Fifty years later, as Leigh Gallagher observes in this captivating and thoughtful social history, the suburbs that the Ozzie and Harriet Nelsons of the 1950s and early 1960s so coveted are now declining, fostering a shift in the shape of the American dream of home ownership.
In The End of the Suburbs, Gallagher traces the history of the suburb from its rise during the post-WWII development of tract housing in places such as Levittown, Pennsylvania, to the great urban exodus of the ’50s and ’60s, when many city-dwellers decamped to wealthy enclaves such as Lake Forest, Illinois. The suburbs grew so quickly because of the rapid growth of the middle class, the advent of mass production of building materials and houses, and the freedom provided by the automobile.
Gallagher acknowledges that most Americans still live in the suburbs because we are a culture that values privacy and individualism, but she provides plenty of evidence that suburbia is at the beginning of a steep decline. Drawing on extensive interviews with policy analysts, construction and housing experts, and suburban dwellers themselves, she cites several reasons for the decline of the suburb as we know it: Home values have inverted; cities are experiencing a resurgence; households are shrinking; the price of oil is rising. As urban areas have witnessed a rise in population and influx of wealth over the past decade, the suburbs have experienced a rise in poverty; from 2000 to 2010, she points out, “the growth rate in the number of poor living in the suburbs was more than twice that in the cities.”
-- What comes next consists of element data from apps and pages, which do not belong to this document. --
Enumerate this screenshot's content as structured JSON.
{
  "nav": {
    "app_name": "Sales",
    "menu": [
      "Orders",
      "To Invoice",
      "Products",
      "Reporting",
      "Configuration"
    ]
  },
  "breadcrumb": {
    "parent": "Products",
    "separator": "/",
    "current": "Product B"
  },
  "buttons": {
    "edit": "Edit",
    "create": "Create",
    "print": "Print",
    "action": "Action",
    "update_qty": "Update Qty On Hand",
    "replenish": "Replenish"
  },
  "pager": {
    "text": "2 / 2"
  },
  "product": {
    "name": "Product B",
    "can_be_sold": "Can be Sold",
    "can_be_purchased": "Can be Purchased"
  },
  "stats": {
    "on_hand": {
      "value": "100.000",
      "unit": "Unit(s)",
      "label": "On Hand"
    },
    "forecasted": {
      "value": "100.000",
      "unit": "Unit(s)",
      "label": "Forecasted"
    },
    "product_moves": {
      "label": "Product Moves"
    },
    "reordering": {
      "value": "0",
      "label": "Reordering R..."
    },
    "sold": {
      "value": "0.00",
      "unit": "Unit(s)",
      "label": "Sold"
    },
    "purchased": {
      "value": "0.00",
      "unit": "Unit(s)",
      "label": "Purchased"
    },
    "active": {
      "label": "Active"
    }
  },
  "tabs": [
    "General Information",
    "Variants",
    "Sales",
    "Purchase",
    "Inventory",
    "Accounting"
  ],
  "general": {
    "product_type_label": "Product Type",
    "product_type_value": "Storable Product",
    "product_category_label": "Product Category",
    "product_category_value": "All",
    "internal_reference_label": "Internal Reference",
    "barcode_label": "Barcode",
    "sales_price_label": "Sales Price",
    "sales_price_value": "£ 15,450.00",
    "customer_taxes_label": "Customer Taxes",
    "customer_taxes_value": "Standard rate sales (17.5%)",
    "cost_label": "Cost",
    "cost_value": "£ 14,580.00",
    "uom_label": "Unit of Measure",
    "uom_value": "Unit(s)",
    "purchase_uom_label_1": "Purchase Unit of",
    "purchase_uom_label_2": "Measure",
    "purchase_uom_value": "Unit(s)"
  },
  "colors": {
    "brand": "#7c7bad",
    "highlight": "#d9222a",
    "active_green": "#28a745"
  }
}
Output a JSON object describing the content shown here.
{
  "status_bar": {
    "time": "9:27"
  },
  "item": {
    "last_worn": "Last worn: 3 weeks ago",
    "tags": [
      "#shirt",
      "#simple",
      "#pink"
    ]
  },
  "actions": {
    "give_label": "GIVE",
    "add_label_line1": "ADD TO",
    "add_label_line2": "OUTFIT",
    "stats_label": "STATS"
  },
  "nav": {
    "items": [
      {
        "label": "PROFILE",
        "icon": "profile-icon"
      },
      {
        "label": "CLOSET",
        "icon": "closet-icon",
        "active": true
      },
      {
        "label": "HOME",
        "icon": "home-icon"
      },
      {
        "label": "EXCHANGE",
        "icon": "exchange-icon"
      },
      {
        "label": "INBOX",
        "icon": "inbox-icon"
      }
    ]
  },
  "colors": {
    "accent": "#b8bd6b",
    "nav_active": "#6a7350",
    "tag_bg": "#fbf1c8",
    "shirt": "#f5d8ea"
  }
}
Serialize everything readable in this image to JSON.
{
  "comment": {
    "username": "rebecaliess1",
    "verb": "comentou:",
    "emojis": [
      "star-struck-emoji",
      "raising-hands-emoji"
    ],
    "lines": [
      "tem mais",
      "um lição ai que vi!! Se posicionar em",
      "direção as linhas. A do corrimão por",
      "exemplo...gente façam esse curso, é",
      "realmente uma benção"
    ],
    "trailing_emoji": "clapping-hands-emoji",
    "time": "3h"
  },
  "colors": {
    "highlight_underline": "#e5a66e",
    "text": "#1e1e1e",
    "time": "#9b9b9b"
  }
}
The End of the Suburbs is a first-rate social history that asks pointed questions about one of America’s most cherished cultural institutions.